From the first line to the last, print the data exactly.

_Records excerpted from a collection_
*** Block opens ***

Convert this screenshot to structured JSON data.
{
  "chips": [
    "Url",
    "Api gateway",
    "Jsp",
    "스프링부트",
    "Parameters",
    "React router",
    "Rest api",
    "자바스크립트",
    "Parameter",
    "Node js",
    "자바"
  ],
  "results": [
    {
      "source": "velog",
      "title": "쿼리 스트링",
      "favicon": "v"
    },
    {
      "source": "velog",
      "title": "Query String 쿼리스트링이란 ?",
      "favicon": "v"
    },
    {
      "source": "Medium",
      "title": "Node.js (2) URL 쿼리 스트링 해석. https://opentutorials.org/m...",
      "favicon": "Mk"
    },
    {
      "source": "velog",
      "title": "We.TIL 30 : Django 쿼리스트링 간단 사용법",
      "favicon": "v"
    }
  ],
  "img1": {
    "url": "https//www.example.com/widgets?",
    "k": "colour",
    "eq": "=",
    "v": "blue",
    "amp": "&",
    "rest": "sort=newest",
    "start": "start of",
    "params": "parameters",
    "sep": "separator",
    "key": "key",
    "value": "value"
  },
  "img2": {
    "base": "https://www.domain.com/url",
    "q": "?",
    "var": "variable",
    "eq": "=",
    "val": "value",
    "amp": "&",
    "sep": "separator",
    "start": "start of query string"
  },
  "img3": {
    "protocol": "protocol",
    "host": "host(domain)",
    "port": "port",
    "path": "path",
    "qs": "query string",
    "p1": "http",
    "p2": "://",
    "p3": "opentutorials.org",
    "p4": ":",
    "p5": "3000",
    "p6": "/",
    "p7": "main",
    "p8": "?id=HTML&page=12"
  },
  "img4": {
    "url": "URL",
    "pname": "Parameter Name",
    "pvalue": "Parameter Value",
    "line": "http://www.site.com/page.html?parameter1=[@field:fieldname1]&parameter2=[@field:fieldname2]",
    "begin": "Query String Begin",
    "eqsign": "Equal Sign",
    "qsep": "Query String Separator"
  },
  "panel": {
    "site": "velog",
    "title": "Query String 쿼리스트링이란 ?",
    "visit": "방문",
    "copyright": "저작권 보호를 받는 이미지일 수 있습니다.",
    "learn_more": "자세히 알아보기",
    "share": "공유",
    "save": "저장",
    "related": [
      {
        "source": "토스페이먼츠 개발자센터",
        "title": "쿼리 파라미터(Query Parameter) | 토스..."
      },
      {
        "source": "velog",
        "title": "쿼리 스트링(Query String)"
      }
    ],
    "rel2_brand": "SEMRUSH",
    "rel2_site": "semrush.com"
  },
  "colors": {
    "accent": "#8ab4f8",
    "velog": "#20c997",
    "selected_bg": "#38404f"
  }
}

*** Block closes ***

_EXERCISE RESPONSE_
Convert this screenshot to structured JSON data.
{
  "chips": [
    "Url",
    "Api gateway",
    "Jsp",
    "스프링부트",
    "Parameters",
    "React router",
    "Rest api",
    "자바스크립트",
    "Parameter",
    "Node js",
    "자바"
  ],
  "results": [
    {
      "source": "velog",
      "title": "쿼리 스트링",
      "favicon": "v"
    },
    {
      "source": "velog",
      "title": "Query String 쿼리스트링이란 ?",
      "favicon": "v"
    },
    {
      "source": "Medium",
      "title": "Node.js (2) URL 쿼리 스트링 해석. https://opentutorials.org/m...",
      "favicon": "Mk"
    },
    {
      "source": "velog",
      "title": "We.TIL 30 : Django 쿼리스트링 간단 사용법",
      "favicon": "v"
    }
  ],
  "img1": {
    "url": "https//www.example.com/widgets?",
    "k": "colour",
    "eq": "=",
    "v": "blue",
    "amp": "&",
    "rest": "sort=newest",
    "start": "start of",
    "params": "parameters",
    "sep": "separator",
    "key": "key",
    "value": "value"
  },
  "img2": {
    "base": "https://www.domain.com/url",
    "q": "?",
    "var": "variable",
    "eq": "=",
    "val": "value",
    "amp": "&",
    "sep": "separator",
    "start": "start of query string"
  },
  "img3": {
    "protocol": "protocol",
    "host": "host(domain)",
    "port": "port",
    "path": "path",
    "qs": "query string",
    "p1": "http",
    "p2": "://",
    "p3": "opentutorials.org",
    "p4": ":",
    "p5": "3000",
    "p6": "/",
    "p7": "main",
    "p8": "?id=HTML&page=12"
  },
  "img4": {
    "url": "URL",
    "pname": "Parameter Name",
    "pvalue": "Parameter Value",
    "line": "http://www.site.com/page.html?parameter1=[@field:fieldname1]&parameter2=[@field:fieldname2]",
    "begin": "Query String Begin",
    "eqsign": "Equal Sign",
    "qsep": "Query String Separator"
  },
  "panel": {
    "site": "velog",
    "title": "Query String 쿼리스트링이란 ?",
    "visit": "방문",
    "copyright": "저작권 보호를 받는 이미지일 수 있습니다.",
    "learn_more": "자세히 알아보기",
    "share": "공유",
    "save": "저장",
    "related": [
      {
        "source": "토스페이먼츠 개발자센터",
        "title": "쿼리 파라미터(Query Parameter) | 토스..."
      },
      {
        "source": "velog",
        "title": "쿼리 스트링(Query String)"
      }
    ],
    "rel2_brand": "SEMRUSH",
    "rel2_site": "semrush.com"
  },
  "colors": {
    "accent": "#8ab4f8",
    "velog": "#20c997",
    "selected_bg": "#38404f"
  }
}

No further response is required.